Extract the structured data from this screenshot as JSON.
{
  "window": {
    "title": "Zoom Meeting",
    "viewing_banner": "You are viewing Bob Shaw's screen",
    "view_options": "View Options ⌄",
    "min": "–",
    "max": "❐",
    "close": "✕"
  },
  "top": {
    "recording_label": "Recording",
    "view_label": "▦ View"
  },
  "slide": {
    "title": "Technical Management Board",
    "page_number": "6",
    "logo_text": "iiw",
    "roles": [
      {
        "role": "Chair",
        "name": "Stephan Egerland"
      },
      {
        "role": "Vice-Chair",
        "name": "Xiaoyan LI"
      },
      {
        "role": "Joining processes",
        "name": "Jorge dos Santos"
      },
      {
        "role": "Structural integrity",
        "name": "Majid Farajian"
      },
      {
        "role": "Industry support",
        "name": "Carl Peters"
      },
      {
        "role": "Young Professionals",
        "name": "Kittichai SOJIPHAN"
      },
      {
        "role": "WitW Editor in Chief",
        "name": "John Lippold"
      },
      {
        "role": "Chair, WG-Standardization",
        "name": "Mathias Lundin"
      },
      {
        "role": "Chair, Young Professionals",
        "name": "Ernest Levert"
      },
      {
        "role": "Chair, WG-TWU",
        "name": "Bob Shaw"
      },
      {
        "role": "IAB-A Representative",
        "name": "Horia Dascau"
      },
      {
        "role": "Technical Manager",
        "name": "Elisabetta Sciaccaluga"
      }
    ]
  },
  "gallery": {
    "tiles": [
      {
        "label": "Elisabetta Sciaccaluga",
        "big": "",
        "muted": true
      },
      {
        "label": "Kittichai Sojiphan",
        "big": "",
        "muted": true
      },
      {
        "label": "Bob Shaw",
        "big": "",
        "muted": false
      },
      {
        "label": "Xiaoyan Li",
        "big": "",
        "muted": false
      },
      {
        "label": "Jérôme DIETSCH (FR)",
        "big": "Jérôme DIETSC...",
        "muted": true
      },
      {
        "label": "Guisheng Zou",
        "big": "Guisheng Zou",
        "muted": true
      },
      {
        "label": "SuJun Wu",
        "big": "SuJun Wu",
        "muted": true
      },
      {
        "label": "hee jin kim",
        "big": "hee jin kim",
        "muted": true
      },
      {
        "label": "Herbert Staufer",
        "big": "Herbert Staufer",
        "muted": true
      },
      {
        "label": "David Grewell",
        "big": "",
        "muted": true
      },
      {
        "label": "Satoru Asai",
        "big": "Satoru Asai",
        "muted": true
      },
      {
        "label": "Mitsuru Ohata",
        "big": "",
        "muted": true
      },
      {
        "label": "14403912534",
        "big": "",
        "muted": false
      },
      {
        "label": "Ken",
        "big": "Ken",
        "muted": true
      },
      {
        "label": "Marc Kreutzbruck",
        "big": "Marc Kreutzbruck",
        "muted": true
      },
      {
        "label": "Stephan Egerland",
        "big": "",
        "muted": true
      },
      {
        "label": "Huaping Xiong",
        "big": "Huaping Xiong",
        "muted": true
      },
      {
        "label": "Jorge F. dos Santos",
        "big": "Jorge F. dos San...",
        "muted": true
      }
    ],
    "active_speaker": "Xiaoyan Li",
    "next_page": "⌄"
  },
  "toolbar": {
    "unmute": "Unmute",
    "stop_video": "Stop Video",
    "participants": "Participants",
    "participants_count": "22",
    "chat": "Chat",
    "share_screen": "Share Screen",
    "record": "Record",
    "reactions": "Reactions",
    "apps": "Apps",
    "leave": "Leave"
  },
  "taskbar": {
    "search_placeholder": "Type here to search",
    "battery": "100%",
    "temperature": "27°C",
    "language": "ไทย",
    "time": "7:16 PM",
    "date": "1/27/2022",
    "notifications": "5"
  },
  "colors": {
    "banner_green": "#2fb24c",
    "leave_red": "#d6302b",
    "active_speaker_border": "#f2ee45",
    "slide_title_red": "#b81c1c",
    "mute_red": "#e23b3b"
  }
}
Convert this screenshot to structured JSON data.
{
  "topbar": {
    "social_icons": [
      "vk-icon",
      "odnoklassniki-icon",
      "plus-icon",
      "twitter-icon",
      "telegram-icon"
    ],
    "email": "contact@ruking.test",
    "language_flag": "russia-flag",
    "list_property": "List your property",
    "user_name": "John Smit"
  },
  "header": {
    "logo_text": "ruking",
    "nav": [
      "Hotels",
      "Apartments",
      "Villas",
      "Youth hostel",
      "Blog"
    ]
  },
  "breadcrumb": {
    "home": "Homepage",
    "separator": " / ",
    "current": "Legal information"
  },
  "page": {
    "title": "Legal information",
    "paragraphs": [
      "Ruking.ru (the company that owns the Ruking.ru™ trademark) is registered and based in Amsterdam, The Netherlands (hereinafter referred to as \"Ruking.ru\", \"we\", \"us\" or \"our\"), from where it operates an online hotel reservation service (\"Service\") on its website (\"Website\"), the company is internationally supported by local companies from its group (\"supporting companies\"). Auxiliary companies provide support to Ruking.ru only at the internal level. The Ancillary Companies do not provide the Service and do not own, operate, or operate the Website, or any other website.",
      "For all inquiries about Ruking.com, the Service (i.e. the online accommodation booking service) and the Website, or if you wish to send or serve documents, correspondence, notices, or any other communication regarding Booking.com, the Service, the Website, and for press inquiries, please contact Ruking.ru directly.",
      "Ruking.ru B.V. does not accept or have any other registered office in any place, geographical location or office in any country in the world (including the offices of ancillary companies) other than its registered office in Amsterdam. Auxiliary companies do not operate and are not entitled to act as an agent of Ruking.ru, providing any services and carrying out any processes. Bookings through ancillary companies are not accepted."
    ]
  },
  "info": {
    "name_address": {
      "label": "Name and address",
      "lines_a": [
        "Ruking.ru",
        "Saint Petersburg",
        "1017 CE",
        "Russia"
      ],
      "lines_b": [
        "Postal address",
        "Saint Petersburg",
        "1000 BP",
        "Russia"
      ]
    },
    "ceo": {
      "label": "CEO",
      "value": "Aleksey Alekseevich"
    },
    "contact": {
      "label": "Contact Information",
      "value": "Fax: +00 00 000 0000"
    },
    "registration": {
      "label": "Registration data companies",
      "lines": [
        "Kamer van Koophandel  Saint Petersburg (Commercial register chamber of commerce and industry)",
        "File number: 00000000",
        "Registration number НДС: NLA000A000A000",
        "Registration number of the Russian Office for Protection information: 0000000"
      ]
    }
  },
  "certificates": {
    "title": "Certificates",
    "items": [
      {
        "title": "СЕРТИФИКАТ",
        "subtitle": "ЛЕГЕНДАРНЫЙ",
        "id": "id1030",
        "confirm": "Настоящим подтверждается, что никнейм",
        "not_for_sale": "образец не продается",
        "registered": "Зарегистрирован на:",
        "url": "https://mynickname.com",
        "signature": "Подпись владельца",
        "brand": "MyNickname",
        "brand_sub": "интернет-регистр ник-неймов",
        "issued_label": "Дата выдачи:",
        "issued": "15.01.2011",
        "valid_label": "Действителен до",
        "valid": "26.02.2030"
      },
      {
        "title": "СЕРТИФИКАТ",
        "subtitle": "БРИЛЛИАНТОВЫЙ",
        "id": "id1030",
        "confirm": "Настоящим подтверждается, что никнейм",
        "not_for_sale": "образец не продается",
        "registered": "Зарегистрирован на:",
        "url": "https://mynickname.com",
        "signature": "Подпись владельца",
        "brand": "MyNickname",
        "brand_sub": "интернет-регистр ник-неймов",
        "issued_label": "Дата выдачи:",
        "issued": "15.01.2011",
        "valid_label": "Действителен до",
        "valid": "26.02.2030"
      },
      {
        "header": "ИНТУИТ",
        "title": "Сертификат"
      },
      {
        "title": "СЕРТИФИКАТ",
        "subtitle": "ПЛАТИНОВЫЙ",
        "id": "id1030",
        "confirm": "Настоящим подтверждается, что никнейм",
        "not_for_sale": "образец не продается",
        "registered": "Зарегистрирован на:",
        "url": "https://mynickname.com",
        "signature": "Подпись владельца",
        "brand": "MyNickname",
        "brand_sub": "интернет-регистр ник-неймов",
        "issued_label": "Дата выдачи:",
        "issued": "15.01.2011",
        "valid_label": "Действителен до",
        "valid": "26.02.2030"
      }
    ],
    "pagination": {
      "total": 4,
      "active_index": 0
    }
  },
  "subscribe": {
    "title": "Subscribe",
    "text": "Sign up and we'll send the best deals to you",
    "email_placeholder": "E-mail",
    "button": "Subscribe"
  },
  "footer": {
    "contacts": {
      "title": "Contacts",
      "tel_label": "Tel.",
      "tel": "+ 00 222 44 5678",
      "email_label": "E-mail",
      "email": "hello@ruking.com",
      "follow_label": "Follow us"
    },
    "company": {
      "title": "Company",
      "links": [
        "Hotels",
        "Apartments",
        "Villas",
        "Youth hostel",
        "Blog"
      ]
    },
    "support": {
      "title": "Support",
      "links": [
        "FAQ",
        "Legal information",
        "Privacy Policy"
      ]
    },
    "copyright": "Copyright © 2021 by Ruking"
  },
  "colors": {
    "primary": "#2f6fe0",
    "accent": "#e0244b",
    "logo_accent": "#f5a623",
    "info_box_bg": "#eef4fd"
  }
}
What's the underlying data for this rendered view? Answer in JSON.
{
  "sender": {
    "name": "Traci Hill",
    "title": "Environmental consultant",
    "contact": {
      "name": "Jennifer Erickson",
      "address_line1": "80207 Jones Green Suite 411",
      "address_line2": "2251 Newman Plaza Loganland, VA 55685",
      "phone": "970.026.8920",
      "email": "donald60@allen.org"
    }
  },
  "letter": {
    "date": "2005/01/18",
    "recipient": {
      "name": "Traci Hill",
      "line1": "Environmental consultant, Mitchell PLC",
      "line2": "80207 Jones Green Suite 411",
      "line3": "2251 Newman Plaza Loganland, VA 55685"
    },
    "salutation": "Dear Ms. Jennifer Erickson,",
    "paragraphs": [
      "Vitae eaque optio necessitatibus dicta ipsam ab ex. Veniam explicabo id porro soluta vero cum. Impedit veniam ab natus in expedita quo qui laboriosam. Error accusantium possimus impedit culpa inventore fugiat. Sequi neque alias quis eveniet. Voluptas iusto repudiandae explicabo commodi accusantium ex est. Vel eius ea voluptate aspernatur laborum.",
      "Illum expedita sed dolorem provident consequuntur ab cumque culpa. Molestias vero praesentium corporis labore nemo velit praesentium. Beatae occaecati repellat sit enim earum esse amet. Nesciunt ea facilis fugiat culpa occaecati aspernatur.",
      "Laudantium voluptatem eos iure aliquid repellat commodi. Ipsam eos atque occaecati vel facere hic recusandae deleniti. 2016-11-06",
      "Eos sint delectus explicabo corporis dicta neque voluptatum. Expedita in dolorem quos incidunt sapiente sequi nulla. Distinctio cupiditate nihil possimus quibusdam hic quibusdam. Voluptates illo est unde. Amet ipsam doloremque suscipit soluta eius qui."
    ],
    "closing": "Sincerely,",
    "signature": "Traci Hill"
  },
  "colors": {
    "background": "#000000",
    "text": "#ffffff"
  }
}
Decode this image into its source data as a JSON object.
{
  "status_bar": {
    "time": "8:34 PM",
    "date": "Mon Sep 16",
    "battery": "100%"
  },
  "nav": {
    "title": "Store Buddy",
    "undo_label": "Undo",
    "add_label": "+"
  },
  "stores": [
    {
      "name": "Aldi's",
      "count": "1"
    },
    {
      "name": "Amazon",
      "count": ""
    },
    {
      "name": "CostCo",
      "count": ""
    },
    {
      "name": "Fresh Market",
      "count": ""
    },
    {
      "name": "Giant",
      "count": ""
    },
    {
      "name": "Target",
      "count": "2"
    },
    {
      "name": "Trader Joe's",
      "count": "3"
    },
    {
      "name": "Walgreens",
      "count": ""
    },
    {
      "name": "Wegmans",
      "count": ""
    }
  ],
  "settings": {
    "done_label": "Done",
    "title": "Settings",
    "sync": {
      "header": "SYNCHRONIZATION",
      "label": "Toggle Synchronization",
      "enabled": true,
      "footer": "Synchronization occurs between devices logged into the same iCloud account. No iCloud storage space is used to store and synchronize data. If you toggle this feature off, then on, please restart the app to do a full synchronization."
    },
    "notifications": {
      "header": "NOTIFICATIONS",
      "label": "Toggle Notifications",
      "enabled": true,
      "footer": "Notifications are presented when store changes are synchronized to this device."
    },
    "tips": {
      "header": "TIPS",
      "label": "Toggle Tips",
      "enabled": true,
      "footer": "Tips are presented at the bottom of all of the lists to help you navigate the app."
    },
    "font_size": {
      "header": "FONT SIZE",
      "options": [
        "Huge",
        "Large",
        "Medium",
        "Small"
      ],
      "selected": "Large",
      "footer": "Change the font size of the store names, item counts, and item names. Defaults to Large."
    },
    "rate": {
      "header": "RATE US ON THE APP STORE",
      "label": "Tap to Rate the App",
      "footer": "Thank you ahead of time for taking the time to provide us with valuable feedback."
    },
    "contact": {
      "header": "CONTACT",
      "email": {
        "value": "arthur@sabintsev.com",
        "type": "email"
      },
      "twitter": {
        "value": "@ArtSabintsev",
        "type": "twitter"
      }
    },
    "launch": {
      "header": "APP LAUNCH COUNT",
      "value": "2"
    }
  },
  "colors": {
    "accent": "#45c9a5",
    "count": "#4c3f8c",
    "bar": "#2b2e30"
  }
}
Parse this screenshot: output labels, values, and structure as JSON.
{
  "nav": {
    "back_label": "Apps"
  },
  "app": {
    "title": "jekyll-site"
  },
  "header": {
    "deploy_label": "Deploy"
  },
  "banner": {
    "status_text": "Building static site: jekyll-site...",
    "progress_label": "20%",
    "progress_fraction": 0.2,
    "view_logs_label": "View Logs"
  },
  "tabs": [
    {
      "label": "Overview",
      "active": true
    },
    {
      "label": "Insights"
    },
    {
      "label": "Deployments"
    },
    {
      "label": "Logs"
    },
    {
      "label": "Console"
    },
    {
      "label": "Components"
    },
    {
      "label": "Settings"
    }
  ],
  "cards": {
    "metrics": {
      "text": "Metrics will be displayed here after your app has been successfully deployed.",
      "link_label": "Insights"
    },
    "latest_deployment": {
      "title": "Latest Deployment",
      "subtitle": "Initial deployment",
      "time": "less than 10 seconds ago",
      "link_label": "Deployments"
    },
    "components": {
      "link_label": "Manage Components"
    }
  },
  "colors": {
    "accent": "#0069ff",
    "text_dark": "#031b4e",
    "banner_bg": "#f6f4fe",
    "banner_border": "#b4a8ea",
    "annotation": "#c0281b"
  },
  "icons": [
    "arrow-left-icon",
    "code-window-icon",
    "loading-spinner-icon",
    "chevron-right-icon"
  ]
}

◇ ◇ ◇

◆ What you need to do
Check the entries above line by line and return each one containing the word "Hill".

◆ Output for this task
    "name": "Traci Hill",
      "name": "Traci Hill",
    "signature": "Traci Hill"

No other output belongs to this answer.